We have had a little fun here, but I want to give credit, too: for all of the foolishness of the illustration, Alom Shaha has recognised that atheists have a real problem. Namely that we cannot live as if life is meaningless. No matter how beautiful the rhetoric, Bertrand Russell was simply wrong—you cannot build upon unyielding despair, rather you need to find a framework that enables you to answer those questions of identity, value, purpose and meaning. We need more than nihilism, we more than cake, we need more than atheism.
So what about Christianity. I passionately believe that Christianity answers the questions of identity, value, purpose and agency better than any other worldview I have investigated in my decades of studying the world’s religions and beliefs.
For example, concerning identity, Christianity says that you are not an accident of atoms, but rather that you were fashioned, shaped and created by the creator God.
What about value? Economic theory tells us that something’s value is determined by what somebody is willing to pay for it. Christianity says that God was willing to pay an incredible price for each one of us, the price of his son, Jesus Christ.
Concerning purpose, Christianity claims that there is indeed a purpose, one baked into reality and that purpose is to know God and enjoy him forever.
And finally, what about agency, the power to make a real difference? Christianity says that we can make a difference if our efforts, our energy, our work is caught up in and with and is part of God’s greater purposes. Then our strivings cannot merely outlive us, but can be revealed to be part of something bigger, beautiful, more real; the kingdom that God is building for eternity.
If Christianity is true, really true, then life does have meaning and purpose. And part of that purpose is that we would come to know the purposer, the God who gives us, freely and wonderfully, identity, value, and purpose. Those are all absent in atheism: but on offer in and through Jesus to all who would truly repent and believe.
Dr Andy Bannister is the Director of the Solas Centre for Public Christianity
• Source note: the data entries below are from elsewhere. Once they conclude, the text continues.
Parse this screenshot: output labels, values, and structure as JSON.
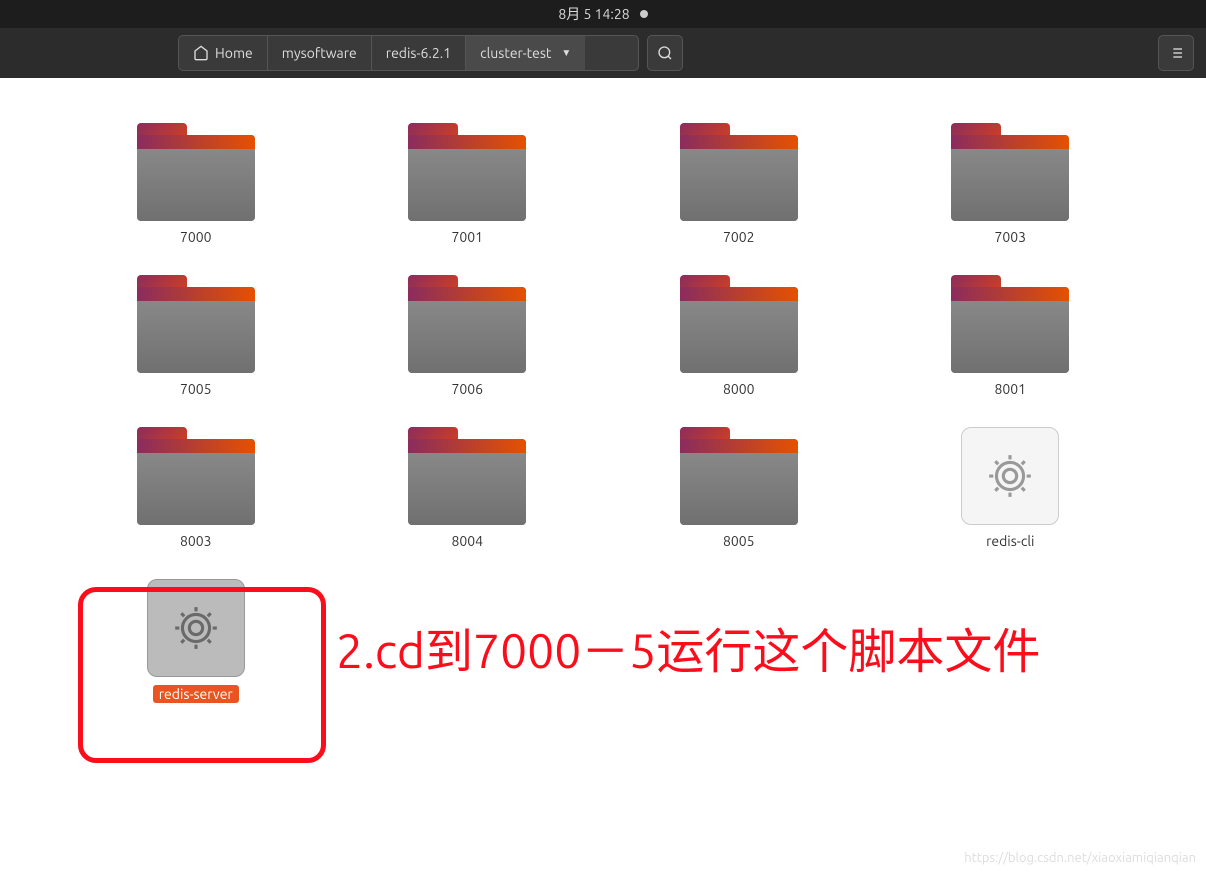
{
  "topbar": {
    "datetime": "8月 5 14:28"
  },
  "breadcrumb": {
    "home": "Home",
    "items": [
      "mysoftware",
      "redis-6.2.1",
      "cluster-test"
    ]
  },
  "files": [
    {
      "name": "7000",
      "type": "folder"
    },
    {
      "name": "7001",
      "type": "folder"
    },
    {
      "name": "7002",
      "type": "folder"
    },
    {
      "name": "7003",
      "type": "folder"
    },
    {
      "name": "7005",
      "type": "folder"
    },
    {
      "name": "7006",
      "type": "folder"
    },
    {
      "name": "8000",
      "type": "folder"
    },
    {
      "name": "8001",
      "type": "folder"
    },
    {
      "name": "8003",
      "type": "folder"
    },
    {
      "name": "8004",
      "type": "folder"
    },
    {
      "name": "8005",
      "type": "folder"
    },
    {
      "name": "redis-cli",
      "type": "exec"
    },
    {
      "name": "redis-server",
      "type": "exec",
      "selected": true
    }
  ],
  "annotation": {
    "text": "2.cd到7000－5运行这个脚本文件"
  },
  "watermark": "https://blog.csdn.net/xiaoxiamiqianqian"
}
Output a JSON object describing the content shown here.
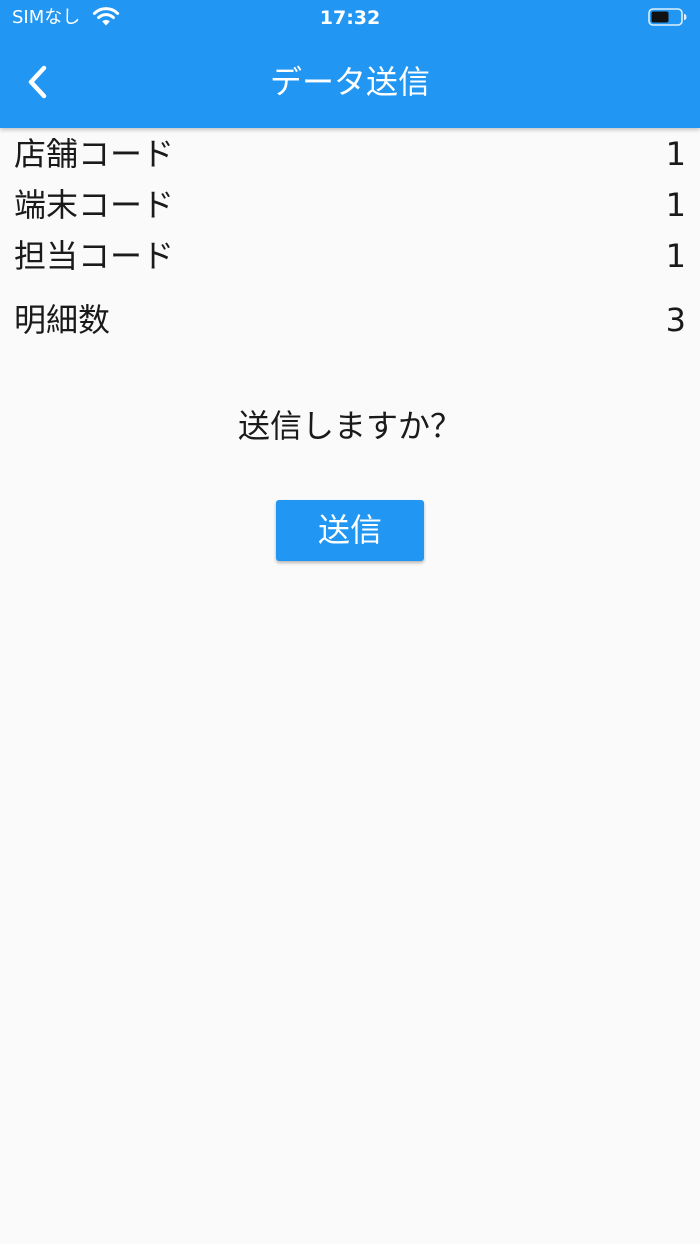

 Molleen Matsumura, ‘Ingredients of a Life Worth Living’ in Dale McGowan et al (Editors), Raising Freethinkers: A Practical Guide for Parenting Beyond Belief (New York: AMACOM, 2009) 129 (emphasis mine).
 See the discussion in Richard Taylor, Metaphysics (Englewood Cliffs, NJ: Prentice Hall, 1983) 100-105.
 Bertrand Russell, ‘A Free Man’s Worship’, available online at http://www3.nd.edu/~afreddos/courses/ 264/fmw.htm
 Like Skegness on a cold February evening.
 Shaha, The Young Atheist’s Handbook, 36.
 His work is nicely summarized in McGrath, Surprised by Meaning, 104-112.
 I often find that cake leads to a wish for more cake. Indeed, so powerfully does cake seem to attract cake, that were there not a balancing force the universe would surely collapse in on itself as it crossed the Cake Event Horizon. Thus my hunch is that much of the missing ‘dark matter’ that befuddles physicists is actually Pepto-Bismol.